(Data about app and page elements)
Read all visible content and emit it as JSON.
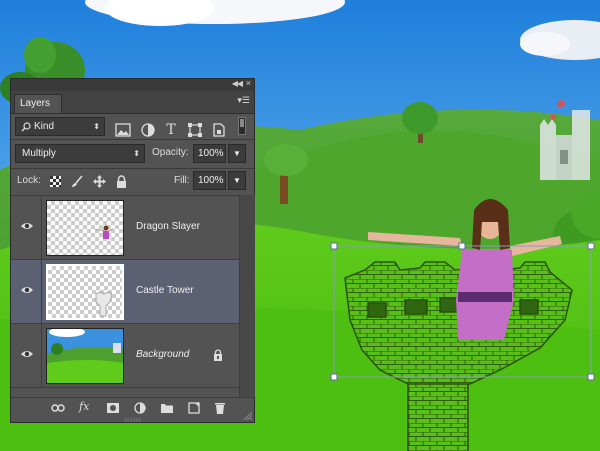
{
  "panel": {
    "tab_label": "Layers",
    "filter": {
      "kind_label": "Kind"
    },
    "blend_mode": "Multiply",
    "opacity_label": "Opacity:",
    "opacity_value": "100%",
    "lock_label": "Lock:",
    "fill_label": "Fill:",
    "fill_value": "100%",
    "fx_label": "fx"
  },
  "layers": [
    {
      "name": "Dragon Slayer",
      "visible": true,
      "selected": false
    },
    {
      "name": "Castle Tower",
      "visible": true,
      "selected": true
    },
    {
      "name": "Background",
      "visible": true,
      "selected": false,
      "locked": true
    }
  ],
  "icons": {
    "collapse": "double-chevron-icon",
    "close": "close-icon",
    "panel_menu": "panel-menu-icon",
    "search": "search-icon",
    "image_filter": "image-filter-icon",
    "adjustment_filter": "adjustment-filter-icon",
    "type_filter": "type-filter-icon",
    "shape_filter": "shape-filter-icon",
    "smart_object_filter": "smart-object-filter-icon",
    "filter_toggle": "filter-toggle-icon",
    "lock_transparent": "lock-transparent-pixels-icon",
    "lock_image": "lock-image-pixels-icon",
    "lock_position": "lock-position-icon",
    "lock_all": "lock-all-icon",
    "eye": "eye-icon",
    "link": "link-layers-icon",
    "mask": "add-mask-icon",
    "adjustment": "new-adjustment-layer-icon",
    "group": "new-group-icon",
    "new_layer": "new-layer-icon",
    "trash": "delete-layer-icon"
  },
  "colors": {
    "panel_bg": "#535353",
    "selected_layer": "#5c6073",
    "sky": "#2b8be0",
    "grass": "#3db515"
  }
}
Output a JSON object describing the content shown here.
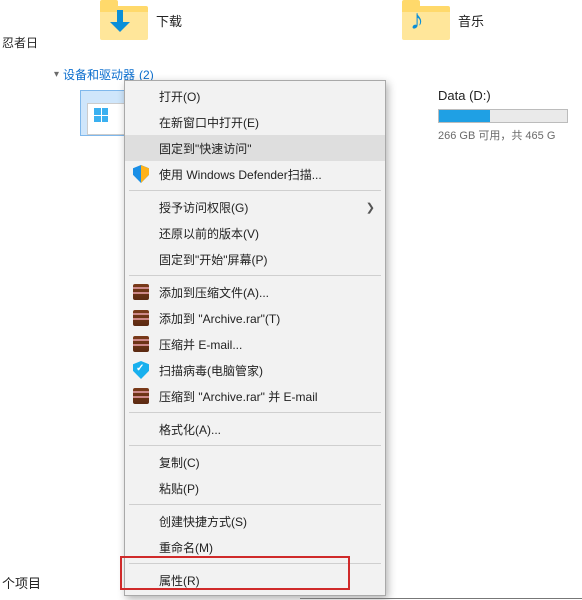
{
  "top": {
    "downloads_label": "下载",
    "music_label": "音乐"
  },
  "left_text": "忍者日",
  "section": {
    "title": "设备和驱动器",
    "count": "(2)"
  },
  "drive_d": {
    "label": "Data (D:)",
    "sub": "266 GB 可用，共 465 G"
  },
  "menu": {
    "open": "打开(O)",
    "open_new_window": "在新窗口中打开(E)",
    "pin_quick": "固定到\"快速访问\"",
    "defender": "使用 Windows Defender扫描...",
    "grant_access": "授予访问权限(G)",
    "previous_versions": "还原以前的版本(V)",
    "pin_start": "固定到\"开始\"屏幕(P)",
    "add_archive_a": "添加到压缩文件(A)...",
    "add_archive_t": "添加到 \"Archive.rar\"(T)",
    "compress_email": "压缩并 E-mail...",
    "scan_virus": "扫描病毒(电脑管家)",
    "compress_rar_email": "压缩到 \"Archive.rar\" 并 E-mail",
    "format": "格式化(A)...",
    "copy": "复制(C)",
    "paste": "粘贴(P)",
    "create_shortcut": "创建快捷方式(S)",
    "rename": "重命名(M)",
    "properties": "属性(R)"
  },
  "bottom_text": "个项目"
}
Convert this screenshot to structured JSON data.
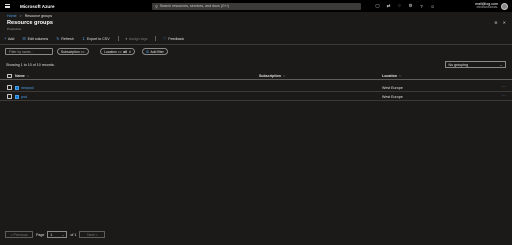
{
  "topbar": {
    "brand": "Microsoft Azure",
    "search_placeholder": "Search resources, services, and docs (G+/)",
    "icons": [
      "cloud-shell-icon",
      "directory-filter-icon",
      "notifications-icon",
      "settings-icon",
      "help-icon",
      "feedback-icon"
    ],
    "account_email": "mail@log.com",
    "account_tier": "PROFESSIONAL"
  },
  "breadcrumb": {
    "home": "Home",
    "current": "Resource groups",
    "separator": ">"
  },
  "page": {
    "title": "Resource groups",
    "subtitle": "Production"
  },
  "commands": {
    "add": "Add",
    "edit_columns": "Edit columns",
    "refresh": "Refresh",
    "export_csv": "Export to CSV",
    "assign_tags": "Assign tags",
    "feedback": "Feedback"
  },
  "filters": {
    "filter_placeholder": "Filter by name...",
    "subscription_label": "Subscription ==",
    "location_label": "Location ==",
    "location_value": "all",
    "add_filter": "Add filter"
  },
  "records_text": "Showing 1 to 10 of 10 records.",
  "grouping": {
    "selected": "No grouping"
  },
  "table": {
    "columns": {
      "name": "Name",
      "subscription": "Subscription",
      "location": "Location"
    },
    "rows": [
      {
        "name": "newpod",
        "location": "West Europe"
      },
      {
        "name": "pod",
        "location": "West Europe"
      }
    ]
  },
  "pager": {
    "previous": "< Previous",
    "page_label": "Page",
    "page_value": "1",
    "of_label": "of 1",
    "next": "Next >"
  },
  "colors": {
    "accent": "#4f9fe8",
    "background": "#1b1a19",
    "topbar": "#000000"
  }
}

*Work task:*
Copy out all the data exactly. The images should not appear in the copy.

*Answer:*
Read all visible content and emit it as JSON.
{
  "panel": {
    "tab_label": "Layers",
    "filter": {
      "kind_label": "Kind"
    },
    "blend_mode": "Multiply",
    "opacity_label": "Opacity:",
    "opacity_value": "100%",
    "lock_label": "Lock:",
    "fill_label": "Fill:",
    "fill_value": "100%",
    "fx_label": "fx"
  },
  "layers": [
    {
      "name": "Dragon Slayer",
      "visible": true,
      "selected": false
    },
    {
      "name": "Castle Tower",
      "visible": true,
      "selected": true
    },
    {
      "name": "Background",
      "visible": true,
      "selected": false,
      "locked": true
    }
  ],
  "icons": {
    "collapse": "double-chevron-icon",
    "close": "close-icon",
    "panel_menu": "panel-menu-icon",
    "search": "search-icon",
    "image_filter": "image-filter-icon",
    "adjustment_filter": "adjustment-filter-icon",
    "type_filter": "type-filter-icon",
    "shape_filter": "shape-filter-icon",
    "smart_object_filter": "smart-object-filter-icon",
    "filter_toggle": "filter-toggle-icon",
    "lock_transparent": "lock-transparent-pixels-icon",
    "lock_image": "lock-image-pixels-icon",
    "lock_position": "lock-position-icon",
    "lock_all": "lock-all-icon",
    "eye": "eye-icon",
    "link": "link-layers-icon",
    "mask": "add-mask-icon",
    "adjustment": "new-adjustment-layer-icon",
    "group": "new-group-icon",
    "new_layer": "new-layer-icon",
    "trash": "delete-layer-icon"
  },
  "colors": {
    "panel_bg": "#535353",
    "selected_layer": "#5c6073",
    "sky": "#2b8be0",
    "grass": "#3db515"
  }
}
Output a JSON object describing the content shown here.
{
  "top": {
    "downloads_label": "下载",
    "music_label": "音乐"
  },
  "left_text": "忍者日",
  "section": {
    "title": "设备和驱动器",
    "count": "(2)"
  },
  "drive_d": {
    "label": "Data (D:)",
    "sub": "266 GB 可用，共 465 G"
  },
  "menu": {
    "open": "打开(O)",
    "open_new_window": "在新窗口中打开(E)",
    "pin_quick": "固定到\"快速访问\"",
    "defender": "使用 Windows Defender扫描...",
    "grant_access": "授予访问权限(G)",
    "previous_versions": "还原以前的版本(V)",
    "pin_start": "固定到\"开始\"屏幕(P)",
    "add_archive_a": "添加到压缩文件(A)...",
    "add_archive_t": "添加到 \"Archive.rar\"(T)",
    "compress_email": "压缩并 E-mail...",
    "scan_virus": "扫描病毒(电脑管家)",
    "compress_rar_email": "压缩到 \"Archive.rar\" 并 E-mail",
    "format": "格式化(A)...",
    "copy": "复制(C)",
    "paste": "粘贴(P)",
    "create_shortcut": "创建快捷方式(S)",
    "rename": "重命名(M)",
    "properties": "属性(R)"
  },
  "bottom_text": "个项目"
}
Convert this screenshot to structured JSON data.
{
  "topbar": {
    "brand": "Microsoft Azure",
    "search_placeholder": "Search resources, services, and docs (G+/)",
    "icons": [
      "cloud-shell-icon",
      "directory-filter-icon",
      "notifications-icon",
      "settings-icon",
      "help-icon",
      "feedback-icon"
    ],
    "account_email": "mail@log.com",
    "account_tier": "PROFESSIONAL"
  },
  "breadcrumb": {
    "home": "Home",
    "current": "Resource groups",
    "separator": ">"
  },
  "page": {
    "title": "Resource groups",
    "subtitle": "Production"
  },
  "commands": {
    "add": "Add",
    "edit_columns": "Edit columns",
    "refresh": "Refresh",
    "export_csv": "Export to CSV",
    "assign_tags": "Assign tags",
    "feedback": "Feedback"
  },
  "filters": {
    "filter_placeholder": "Filter by name...",
    "subscription_label": "Subscription ==",
    "location_label": "Location ==",
    "location_value": "all",
    "add_filter": "Add filter"
  },
  "records_text": "Showing 1 to 10 of 10 records.",
  "grouping": {
    "selected": "No grouping"
  },
  "table": {
    "columns": {
      "name": "Name",
      "subscription": "Subscription",
      "location": "Location"
    },
    "rows": [
      {
        "name": "newpod",
        "location": "West Europe"
      },
      {
        "name": "pod",
        "location": "West Europe"
      }
    ]
  },
  "pager": {
    "previous": "< Previous",
    "page_label": "Page",
    "page_value": "1",
    "of_label": "of 1",
    "next": "Next >"
  },
  "colors": {
    "accent": "#4f9fe8",
    "background": "#1b1a19",
    "topbar": "#000000"
  }
}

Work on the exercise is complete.